Another great adventure with the brave men and women from the TSA. They are here to make your travel safe(r). That’s at least what they claim to do. The agency has failed massive tests recently, were testers were able to get “dangerous” items past security.
Today I had a wonderful encounter again with these great people. I just recently got a passport cover to protect my passport, which is my lifeline. The passport already had some wear on the outside. This was the reason for me to get a cover. Another reason was to protect my identity from theft. You probably think, how can a passport cover protect my identity. If the passport is stolen, no cover can protect you.
Welcome to the digital age, my friends. The newer passports have now chips inside which will transmit your information wireless to receivers. Besides all the information you can see on the ID page of the passport, including the picture, there are also your fingerprints stored on this chip.
There is even an Android app out there, which lets you read the information on your passport. The only thing you need is an NFC-capable smartphone. The app is just a proof of concept and you can’t actually steal other people’s information or read the pictures and fingerprints stored on the chip. However, it gives you a feeling of how easy it is.
Now I got a passport cover and went to my first flight with it. Check-In was no problem.

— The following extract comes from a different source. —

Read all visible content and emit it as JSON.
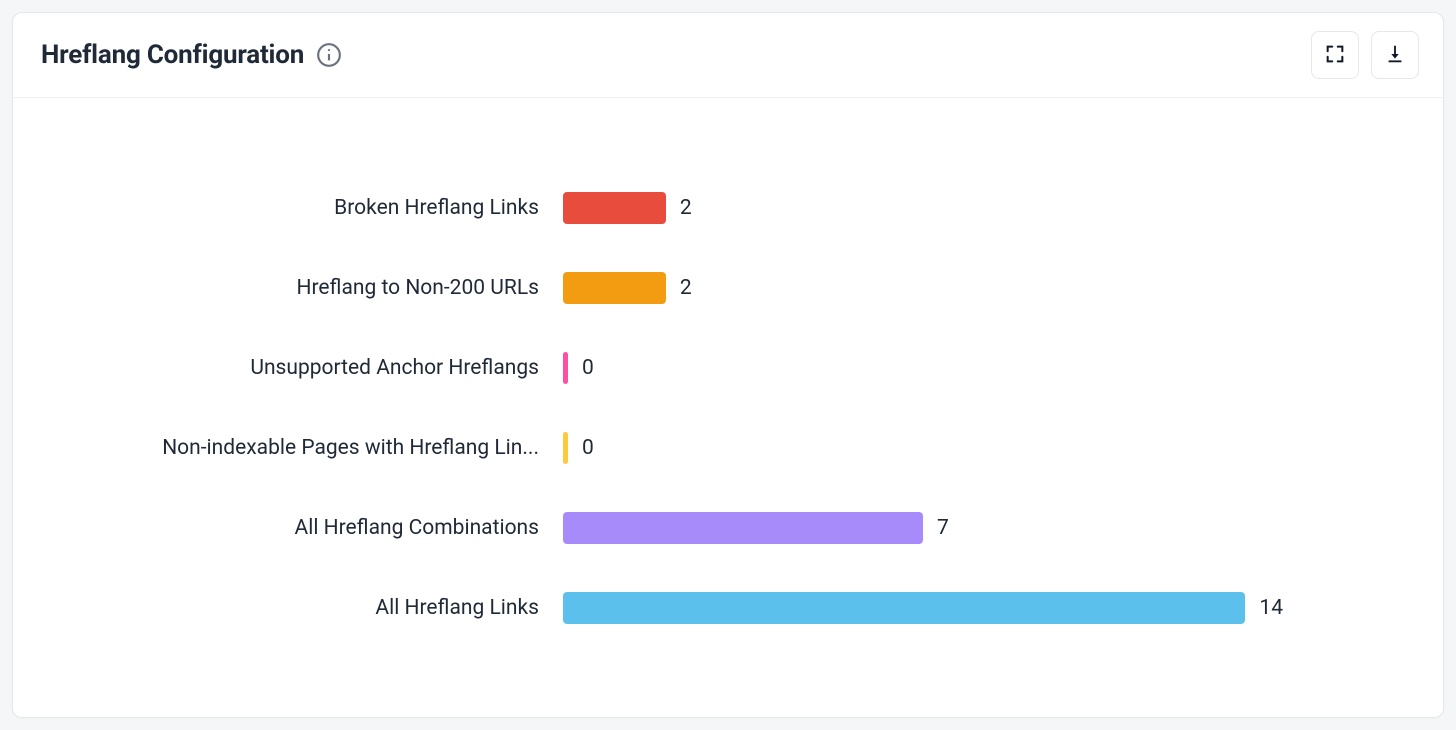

But as soon as I handed over my passport to the TSA agent at the security checkpoint, he started to yank out my passport. When I put my passport in my cover it was a very tight fit. This is probably because it’s made for US passports and not for EU once, which have a thicker cover.

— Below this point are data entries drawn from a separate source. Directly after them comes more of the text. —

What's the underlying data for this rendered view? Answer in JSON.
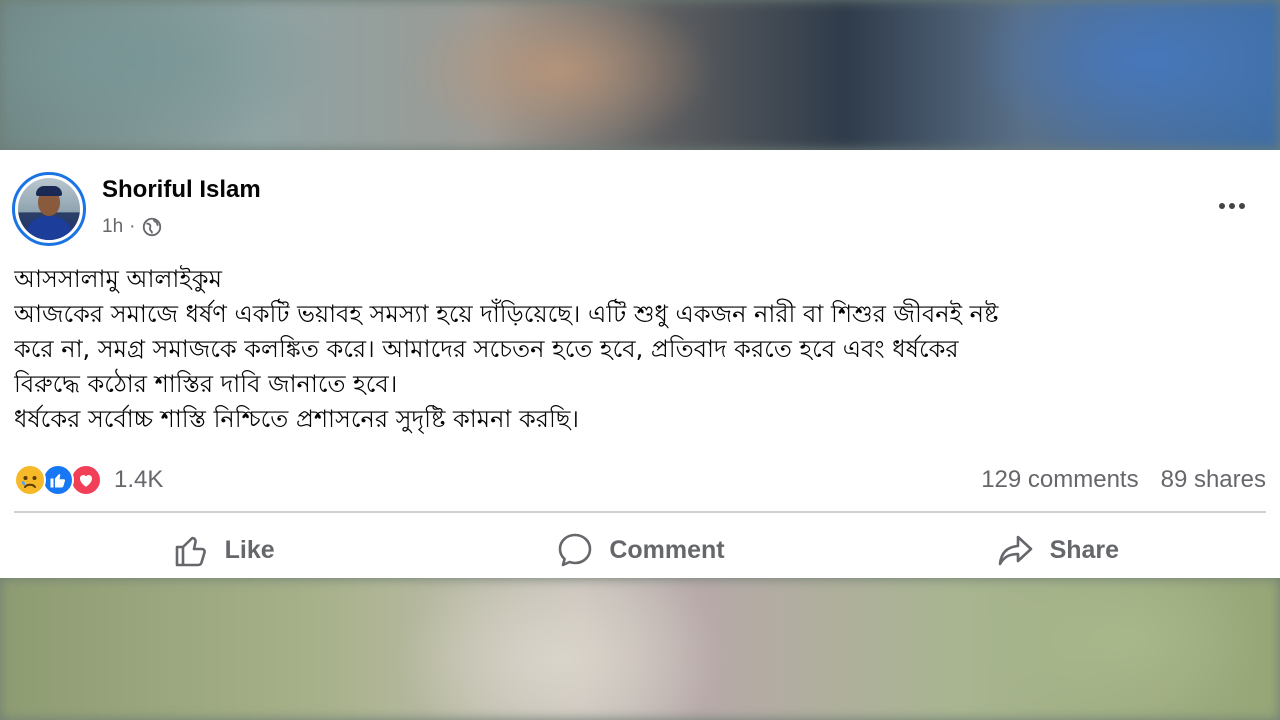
{
  "post": {
    "author": "Shoriful Islam",
    "time": "1h",
    "more_icon": "more-horizontal-icon",
    "privacy_icon": "globe-icon",
    "lines": [
      "আসসালামু আলাইকুম",
      "আজকের সমাজে ধর্ষণ একটি ভয়াবহ সমস্যা হয়ে দাঁড়িয়েছে। এটি শুধু একজন নারী বা শিশুর জীবনই নষ্ট",
      "করে না, সমগ্র সমাজকে কলঙ্কিত করে। আমাদের সচেতন হতে হবে, প্রতিবাদ করতে হবে এবং ধর্ষকের",
      "বিরুদ্ধে কঠোর শাস্তির দাবি জানাতে হবে।",
      "ধর্ষকের সর্বোচ্চ শাস্তি নিশ্চিতে প্রশাসনের সুদৃষ্টি   কামনা করছি।"
    ]
  },
  "reactions": {
    "icons": [
      "sad-reaction-icon",
      "like-reaction-icon",
      "love-reaction-icon"
    ],
    "count": "1.4K"
  },
  "stats": {
    "comments": "129 comments",
    "shares": "89 shares"
  },
  "actions": {
    "like": "Like",
    "comment": "Comment",
    "share": "Share"
  },
  "colors": {
    "accent": "#1b74e4",
    "text_secondary": "#65676b",
    "like_blue": "#1877f2",
    "love_red": "#f33e58",
    "sad_yellow": "#f7b928"
  }
}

I asked him if he really has to pull it out. His response was: “I have to check if the front is legit”. Now I thought if I am able to fake the actually ID page of the passport with all its built-in security features, why shouldn’t I be able to fake a simple piece of cardboard? I couldn’t come up with any answer myself! By taking it out he also damaged the pages slightly where they are bound to the cover. If the passport brakes or wear out faster in the future, who will pay for it? TSA? They will, of course, deny all claims.
The agent also told me, that I can put it in the cover when I store it after traveling. Well, then I don’t have to get any cover for the passport at all. I can put it anywhere safely. Even wrap it in aluminum foil. Another great idea brought to you by the TSA. If I have to squeeze the passport every time I travel in and out of a cover, I can get rid of the cover. This makes it just worse and increases wear and tear, especially if you fly a lot.

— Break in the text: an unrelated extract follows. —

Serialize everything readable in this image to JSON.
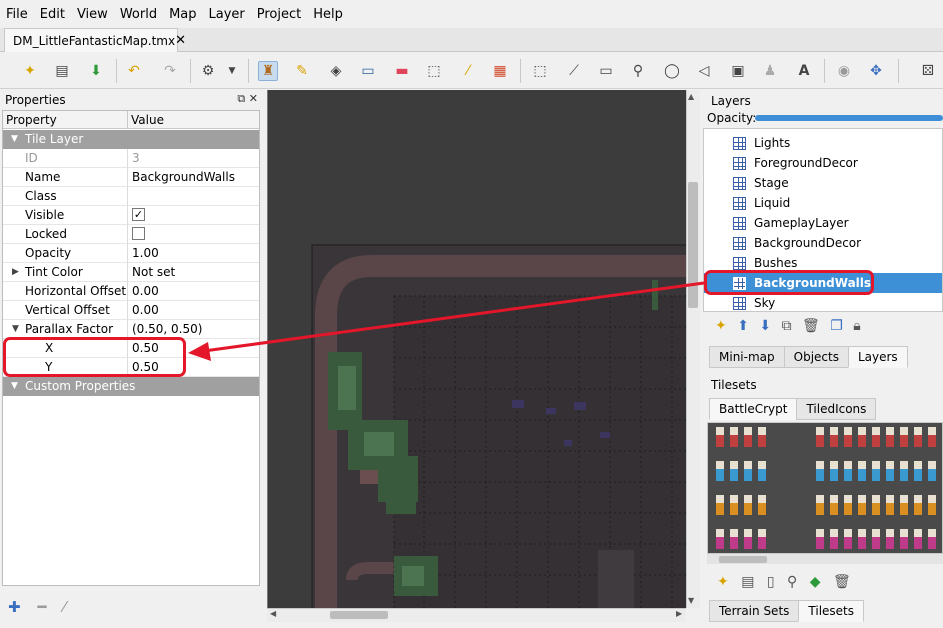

Also every time he takes the passport out, there is a possibility of having your identity compromised. But well what do I know. These guys are from “The TSA”. The one and only in the world.
After that, I tried to contact TSA online and when I tried to hit the submit button I got the “You don’t have access to this page”. We all should adopt this way of getting rid of unwanted complaints. Just send your customers to your website and pretend your website is faulty 😉
In the form you have to fill out, they ask you for the state in which the incident occurred and then for the airport. You select your state first and then the next list brings you to a list of all airports in the U.S., not just the state you selected above. Being at the same time in two different places is not invented yet, at least not for us consumers 😉
This reminds me about the leaked documents how TSA Behavior Detection officers determine if you are a terrorist or not.
Peter has a passion for Traveling, Photography, and Geocaching. These are the best ingredients for amazing adventures all over the globe. “Traveling is fun, no matter if you stay in a luxury hotel or travel like a backpacker.” Peter shares his experiences on his Blog www.gatetoadventures.com
Some of Peter’s photos are published on corporate websites, in-flight magazines, travel guides, and much more.